The small Catholic institution is partnering with donors to create what they’re calling the Fontbonne Promise.
Starting in the fall of 2018, incoming freshmen who have an estimated family contribution of $0 after filing their federal financial aid forms will be eligible for the Fontbonne Promise program. It’s only for new students who are eligible for the full need-based federal aid — the Pell Grant.
It’s a similar idea to what the University of Missouri-Columbia announced last month, but Fontbonne is doing it largely with the backing of donors.
Tuition costs just less than $25,500. The maximum annual Pell Grant, the federal need-based award, is $5,920 for the current academic year. Of that remaining tuition balance, the school plans to have individual donors cover about $8,500 per year, and the university will discount the rest, according to Fontbonne President Mike Pressimone.
The new program doesn’t cover the cost of room and board, which is another $9,590.
The college has about 1,500 students. Of those, 154 students meet the standard for this program, though it will be available only to incoming freshmen.
Fontbonne is preparing to start out with 30 students, with plans to grow.
“Mizzou has launched a similar program, but these students aren’t likely to get up from St. Louis, South City or North County and drive two hours away,” Pressimone said. “They have obligations that are keeping them here.”
Fontbonne has requested a five-year commitment from donors of $8,500 per year. Pressimone said these are students who might have families or multiple jobs — obligations that hinder completion in four years.
Leaders at the school see this as an opportunity to extend the mission of the Sisters of St. Joseph of Carondelet, the school sponsor.
The group of people aware of the program was still small before Tuesday’s announcement, but Joseph Havis, the vice president of enrollment, said it had largely been well-received, with a few exceptions.
“There are some folks with concerns about free opportunities and what does that mean in the current political climate,” Havis said. “We see this as the right mission decision to move forward with … If we’re advocating for our community’s neediest, that’s the right side to be on.”
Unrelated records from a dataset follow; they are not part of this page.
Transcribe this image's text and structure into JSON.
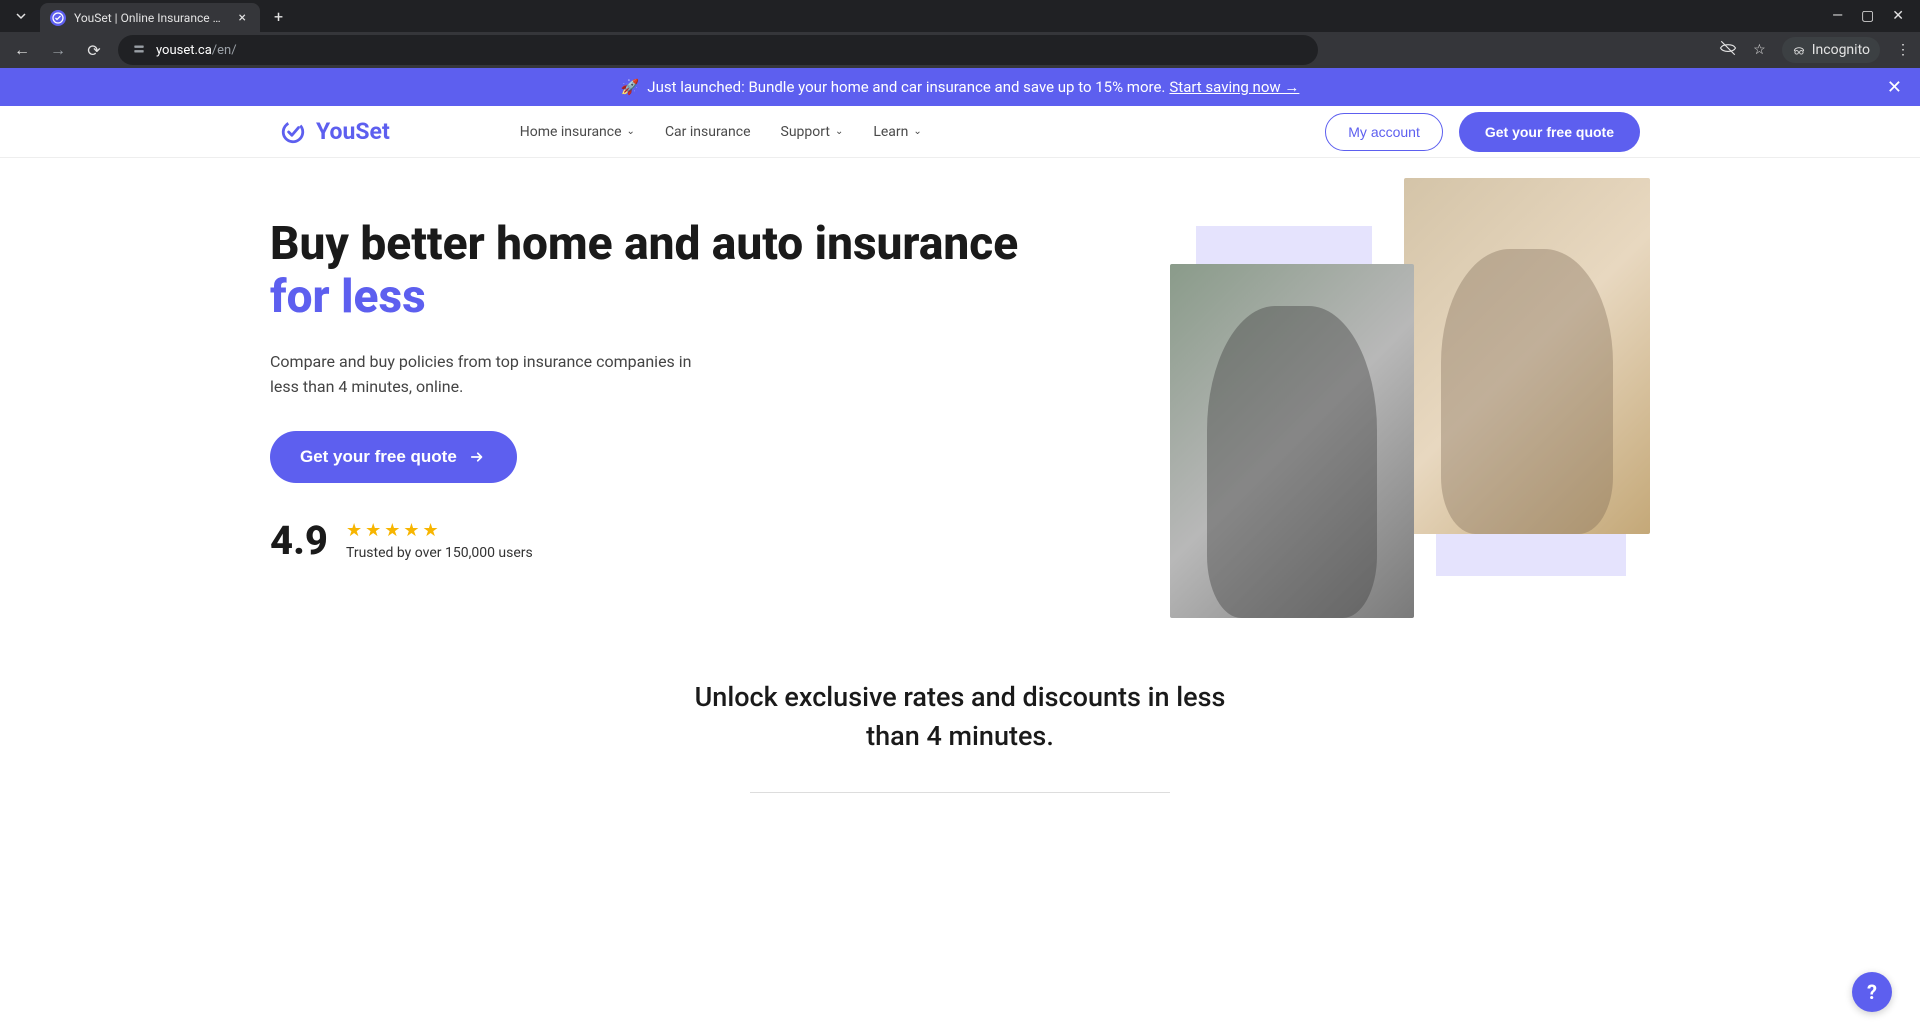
{
  "browser": {
    "tab_title": "YouSet | Online Insurance Quot",
    "url_domain": "youset.ca",
    "url_path": "/en/",
    "incognito_label": "Incognito"
  },
  "announce": {
    "emoji": "🚀",
    "text": "Just launched: Bundle your home and car insurance and save up to 15% more.",
    "link_text": "Start saving now →"
  },
  "header": {
    "logo_text": "YouSet",
    "nav": [
      {
        "label": "Home insurance",
        "has_dropdown": true
      },
      {
        "label": "Car insurance",
        "has_dropdown": false
      },
      {
        "label": "Support",
        "has_dropdown": true
      },
      {
        "label": "Learn",
        "has_dropdown": true
      }
    ],
    "my_account": "My account",
    "cta": "Get your free quote"
  },
  "hero": {
    "heading_line1": "Buy better home and auto insurance",
    "heading_accent": "for less",
    "subtext": "Compare and buy policies from top insurance companies in less than 4 minutes, online.",
    "cta": "Get your free quote",
    "rating_value": "4.9",
    "trusted_text": "Trusted by over 150,000 users"
  },
  "section2": {
    "heading": "Unlock exclusive rates and discounts in less than 4 minutes."
  },
  "help_fab": "?"
}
The school has recruited a handful of donors already, but the real fundraising push begins now, he said.
Havis challenges other universities to follow suit.